27 May 2014 #Dispute Resolution
The rule of thumb in English litigation is that the loser pays the winner’s costs. There are three occasions where the Court might depart from this presumption:
The recent case of Saigol –v- Thorney brought into play all of these factors.
In 2008 Mr Saigol took his 20 year old BMW to Thorney to have it converted into a car fit for racing. There followed a dispute over the work that was done and the price to be paid for it. Thorney refused to return the car until it was paid and threatened to sell it. Mr Saigol issued proceedings in 2009 and obtained an interim injunction to stop Thorney selling the car.
Mr Saigol’s underlying claim for the return of the car continued, together with a claim for damages. Thorney counterclaimed for payment that it said was still due.
On 7 March 2012 there was an unsuccessful mediation and a case management conference was scheduled for 3:00 p.m. on 8 March 2012. At 1:48 p.m. on 8 March Thorney’s solicitors made a written offer to return the car and pay Mr Saigol £2,000 in full and final settlement of the claim, with both sides to pay their own costs. Even though the trial was still 10 months away the offer was only made open for acceptance until 12 Noon the following day, a period of 22 hours. The offer was not accepted and it lapsed.
When the trial eventually took place both the claim and counterclaim succeeded to a limited extent, leading to an order for a net payment by Thorney to Mr Saigol of £370. To put this in context, Mr Saigol’s costs were by that time £67,000 and Thorney’s costs were £77,000. The Judge ordered that although there was a net payment to be made to Mr Saigol, as he had refused Thorney’s offer, he should pay Thorney’s costs from the date of the offer. Thorney appealed.
The Court of Appeal upheld the appeal and set aside the Trial Judge’s order for costs. The Court of Appeal was critical of the Judge’s decision to treat Thorney’s offer as if it had been made under Part 36. Part 36 offers must follow strict rules and, in particular, to attract costs protection must be open for acceptance for at least 21 days. It was not fair to allow Thorney the benefit of a properly made Part 36 offer when its own offer was open for such a short period. In fact, Mr Saigol was in hospital when the offer was made and did not even read the offer letter before it expired.

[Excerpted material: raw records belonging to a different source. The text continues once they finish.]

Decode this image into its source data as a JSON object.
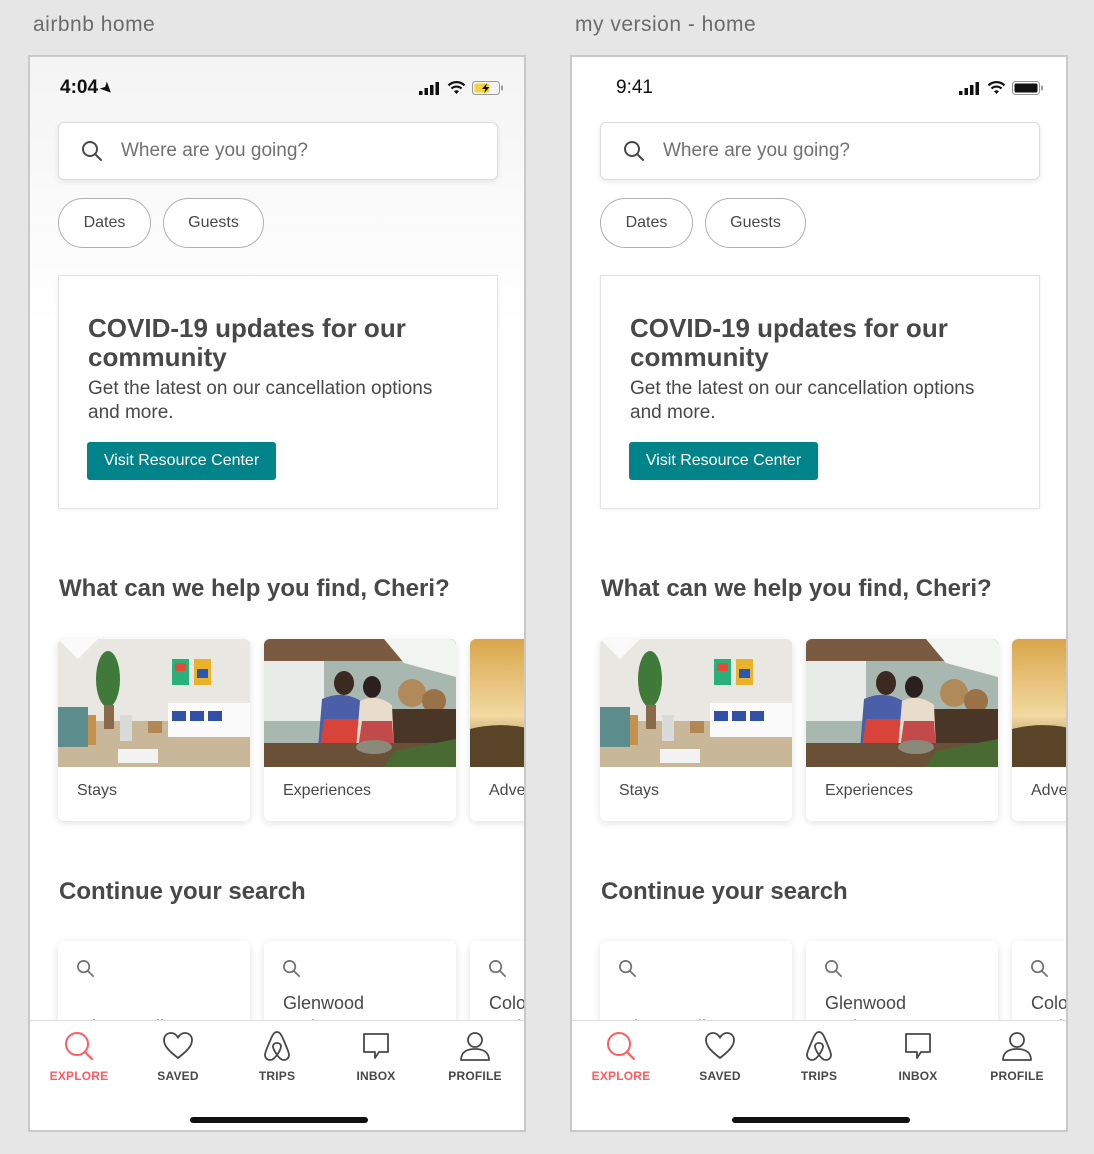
{
  "captions": {
    "left": "airbnb home",
    "right": "my version - home"
  },
  "colors": {
    "teal": "#008489",
    "coral": "#ff5a5f",
    "text": "#484848"
  },
  "phones": {
    "left": {
      "time": "4:04",
      "search_placeholder": "Where are you going?",
      "filters": {
        "dates": "Dates",
        "guests": "Guests"
      },
      "covid": {
        "title": "COVID-19 updates for our community",
        "body": "Get the latest on our cancellation options and more.",
        "button": "Visit Resource Center"
      },
      "find_title": "What can we help you find, Cheri?",
      "categories": [
        "Stays",
        "Experiences",
        "Adve"
      ],
      "continue_title": "Continue your search",
      "recent_searches": [
        "Minneapolis, MN",
        "Glenwood Springs, CO",
        "Colo Springs"
      ],
      "tabs": [
        "EXPLORE",
        "SAVED",
        "TRIPS",
        "INBOX",
        "PROFILE"
      ]
    },
    "right": {
      "time": "9:41",
      "search_placeholder": "Where are you going?",
      "filters": {
        "dates": "Dates",
        "guests": "Guests"
      },
      "covid": {
        "title": "COVID-19 updates for our community",
        "body": "Get the latest on our cancellation options and more.",
        "button": "Visit Resource Center"
      },
      "find_title": "What can we help you find, Cheri?",
      "categories": [
        "Stays",
        "Experiences",
        "Adve"
      ],
      "continue_title": "Continue your search",
      "recent_searches": [
        "Minneapolis, MN",
        "Glenwood Springs, CO",
        "Colo Springs"
      ],
      "tabs": [
        "EXPLORE",
        "SAVED",
        "TRIPS",
        "INBOX",
        "PROFILE"
      ]
    }
  }
}
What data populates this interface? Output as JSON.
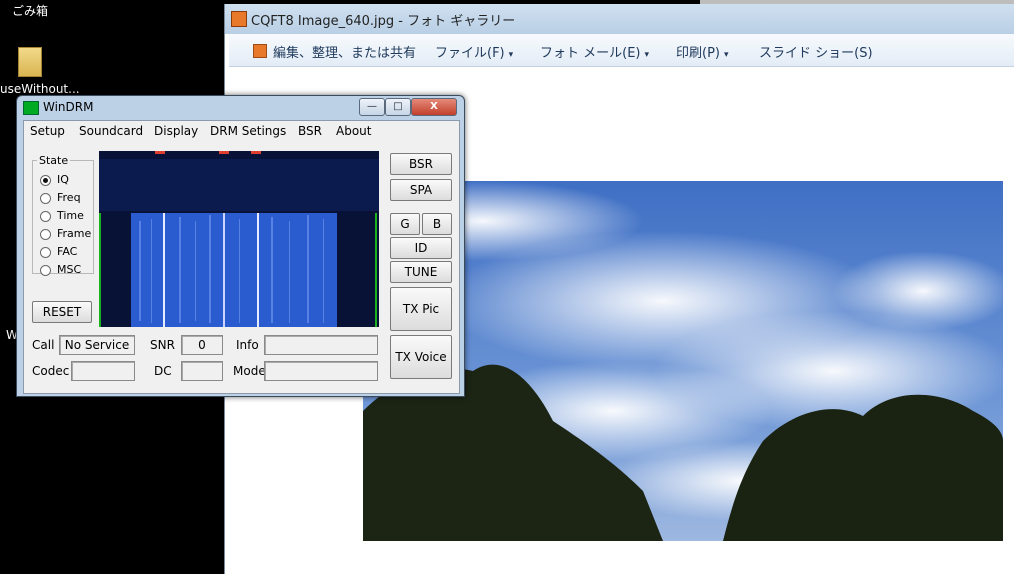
{
  "desktop": {
    "recycle_bin_label": "ごみ箱",
    "folder_label": "useWithout...",
    "partial_text_1": "W"
  },
  "gallery": {
    "title": "CQFT8 Image_640.jpg - フォト ギャラリー",
    "toolbar": {
      "share": "編集、整理、または共有",
      "file": "ファイル(F)",
      "photo_mail": "フォト メール(E)",
      "print": "印刷(P)",
      "slideshow": "スライド ショー(S)"
    }
  },
  "windrm": {
    "title": "WinDRM",
    "menu": [
      "Setup",
      "Soundcard",
      "Display",
      "DRM Setings",
      "BSR",
      "About"
    ],
    "state": {
      "legend": "State",
      "options": [
        "IQ",
        "Freq",
        "Time",
        "Frame",
        "FAC",
        "MSC"
      ],
      "selected": "IQ"
    },
    "reset_label": "RESET",
    "buttons": {
      "bsr": "BSR",
      "spa": "SPA",
      "g": "G",
      "b": "B",
      "id": "ID",
      "tune": "TUNE",
      "tx_pic": "TX Pic",
      "tx_voice": "TX Voice"
    },
    "fields": {
      "call_label": "Call",
      "call_value": "No Service",
      "snr_label": "SNR",
      "snr_value": "0",
      "info_label": "Info",
      "info_value": "",
      "codec_label": "Codec",
      "codec_value": "",
      "dc_label": "DC",
      "dc_value": "",
      "mode_label": "Mode",
      "mode_value": ""
    },
    "title_buttons": {
      "minimize": "—",
      "maximize": "□",
      "close": "X"
    }
  },
  "colors": {
    "spectrum_bg": "#091337",
    "spectrum_signal": "#2f62d8",
    "gallery_title_bg": "#c3d7ec"
  }
}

The Court of Appeal also took into account two Part 36 compliant offers by Thorney before and after the 22 hour offer. However, these were on far less generous terms and did not in the Court’s view demonstrate a real attempt to settle the litigation. The Court was similarly critical of Mr Saigol’s failure to make a proper attempt to settle the claim.
Although Mr Saigol’s appeal succeeded, the Court of Appeal was of the view that neither party could be declared the winner in the overall litigation. Accordingly, it ordered that both sides should pay their own costs, except in relation to Mr Saigol’s limited costs for his injunction when he was acting in person.
The case is an expensive reminder that the Courts expect parties to approach litigation in a proportionate manner and to keep in mind at all times the need to make sensible attempts to settle claims.